(Element data from apps and pages)
-- -- --

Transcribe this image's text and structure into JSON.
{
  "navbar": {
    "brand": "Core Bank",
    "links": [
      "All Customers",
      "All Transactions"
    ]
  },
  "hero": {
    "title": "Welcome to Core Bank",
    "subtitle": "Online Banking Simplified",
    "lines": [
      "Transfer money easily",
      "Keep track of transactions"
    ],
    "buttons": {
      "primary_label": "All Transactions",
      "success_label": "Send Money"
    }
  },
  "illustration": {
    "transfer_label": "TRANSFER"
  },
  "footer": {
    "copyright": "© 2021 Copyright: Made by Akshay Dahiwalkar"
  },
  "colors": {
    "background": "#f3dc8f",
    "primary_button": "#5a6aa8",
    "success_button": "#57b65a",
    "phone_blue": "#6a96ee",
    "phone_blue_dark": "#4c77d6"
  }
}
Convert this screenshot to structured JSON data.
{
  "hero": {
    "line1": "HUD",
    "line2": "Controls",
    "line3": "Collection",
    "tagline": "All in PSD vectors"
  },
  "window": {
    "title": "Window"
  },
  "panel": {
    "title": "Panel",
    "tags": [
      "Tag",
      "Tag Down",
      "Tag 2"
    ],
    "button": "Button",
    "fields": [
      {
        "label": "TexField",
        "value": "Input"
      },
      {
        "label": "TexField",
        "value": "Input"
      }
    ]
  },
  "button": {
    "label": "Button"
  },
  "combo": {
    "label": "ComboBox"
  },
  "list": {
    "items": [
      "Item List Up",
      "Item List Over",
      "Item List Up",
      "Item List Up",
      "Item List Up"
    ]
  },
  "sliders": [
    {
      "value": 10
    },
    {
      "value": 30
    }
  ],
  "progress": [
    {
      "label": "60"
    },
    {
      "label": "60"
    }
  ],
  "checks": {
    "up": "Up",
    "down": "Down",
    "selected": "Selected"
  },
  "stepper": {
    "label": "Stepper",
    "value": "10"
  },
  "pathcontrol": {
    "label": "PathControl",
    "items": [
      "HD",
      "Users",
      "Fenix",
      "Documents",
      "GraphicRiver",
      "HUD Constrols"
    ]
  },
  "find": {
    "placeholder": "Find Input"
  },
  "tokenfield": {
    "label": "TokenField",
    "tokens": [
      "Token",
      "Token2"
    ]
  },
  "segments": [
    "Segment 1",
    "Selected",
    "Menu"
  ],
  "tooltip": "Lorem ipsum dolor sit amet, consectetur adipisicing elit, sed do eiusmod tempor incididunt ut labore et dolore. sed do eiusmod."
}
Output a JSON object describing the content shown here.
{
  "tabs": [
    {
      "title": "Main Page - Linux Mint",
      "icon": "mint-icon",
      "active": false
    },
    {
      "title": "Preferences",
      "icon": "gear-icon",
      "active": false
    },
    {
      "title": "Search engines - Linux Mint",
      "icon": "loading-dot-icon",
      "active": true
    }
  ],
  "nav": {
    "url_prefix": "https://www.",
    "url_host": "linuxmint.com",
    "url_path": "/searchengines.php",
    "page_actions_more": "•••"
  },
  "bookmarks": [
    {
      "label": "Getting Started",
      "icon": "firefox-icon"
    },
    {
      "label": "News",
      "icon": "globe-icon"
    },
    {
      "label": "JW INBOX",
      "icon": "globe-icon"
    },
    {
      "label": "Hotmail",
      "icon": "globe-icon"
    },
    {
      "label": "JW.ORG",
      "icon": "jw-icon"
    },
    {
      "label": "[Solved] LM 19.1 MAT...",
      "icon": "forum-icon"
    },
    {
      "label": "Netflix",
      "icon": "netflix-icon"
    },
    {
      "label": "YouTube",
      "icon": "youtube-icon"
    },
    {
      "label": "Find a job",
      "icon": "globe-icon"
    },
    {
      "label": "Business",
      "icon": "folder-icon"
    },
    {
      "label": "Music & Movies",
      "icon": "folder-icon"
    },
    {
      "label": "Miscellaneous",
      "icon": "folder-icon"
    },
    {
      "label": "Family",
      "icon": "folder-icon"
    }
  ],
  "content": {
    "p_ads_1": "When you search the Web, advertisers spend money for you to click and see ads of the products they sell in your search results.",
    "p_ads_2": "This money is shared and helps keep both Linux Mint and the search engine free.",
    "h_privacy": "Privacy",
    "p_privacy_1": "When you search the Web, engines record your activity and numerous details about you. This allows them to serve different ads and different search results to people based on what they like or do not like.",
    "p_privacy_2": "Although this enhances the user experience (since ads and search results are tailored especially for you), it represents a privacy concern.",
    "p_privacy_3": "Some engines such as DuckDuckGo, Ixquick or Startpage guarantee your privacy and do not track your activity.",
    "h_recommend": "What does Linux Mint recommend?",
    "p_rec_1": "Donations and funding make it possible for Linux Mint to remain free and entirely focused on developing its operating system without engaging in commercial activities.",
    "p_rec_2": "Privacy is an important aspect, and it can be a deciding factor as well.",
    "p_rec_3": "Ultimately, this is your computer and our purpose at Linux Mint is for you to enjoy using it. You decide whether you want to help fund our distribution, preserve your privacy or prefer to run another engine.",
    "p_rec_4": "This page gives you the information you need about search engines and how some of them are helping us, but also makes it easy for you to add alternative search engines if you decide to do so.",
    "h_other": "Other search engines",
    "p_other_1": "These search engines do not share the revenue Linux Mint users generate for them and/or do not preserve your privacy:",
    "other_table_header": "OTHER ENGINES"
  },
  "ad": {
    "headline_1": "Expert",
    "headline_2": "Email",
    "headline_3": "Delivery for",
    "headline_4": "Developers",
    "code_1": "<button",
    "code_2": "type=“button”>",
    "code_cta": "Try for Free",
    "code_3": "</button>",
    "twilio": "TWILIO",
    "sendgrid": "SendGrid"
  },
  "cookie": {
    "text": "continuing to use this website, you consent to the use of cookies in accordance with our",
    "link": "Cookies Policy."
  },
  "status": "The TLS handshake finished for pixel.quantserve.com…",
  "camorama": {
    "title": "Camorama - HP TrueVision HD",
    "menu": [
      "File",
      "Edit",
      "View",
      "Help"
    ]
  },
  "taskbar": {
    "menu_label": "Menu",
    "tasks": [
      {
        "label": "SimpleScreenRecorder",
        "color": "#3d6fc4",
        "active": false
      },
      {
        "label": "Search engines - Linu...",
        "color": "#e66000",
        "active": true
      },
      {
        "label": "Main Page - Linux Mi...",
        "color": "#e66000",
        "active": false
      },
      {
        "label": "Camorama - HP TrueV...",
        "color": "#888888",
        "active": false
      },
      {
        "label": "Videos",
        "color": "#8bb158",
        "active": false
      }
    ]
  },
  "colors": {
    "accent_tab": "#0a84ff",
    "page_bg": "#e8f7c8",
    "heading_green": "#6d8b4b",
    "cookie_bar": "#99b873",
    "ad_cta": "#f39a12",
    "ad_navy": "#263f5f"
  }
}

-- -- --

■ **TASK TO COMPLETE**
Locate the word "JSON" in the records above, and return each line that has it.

■ **FINAL ANSWER**
Transcribe this image's text and structure into JSON.
Convert this screenshot to structured JSON data.
Output a JSON object describing the content shown here.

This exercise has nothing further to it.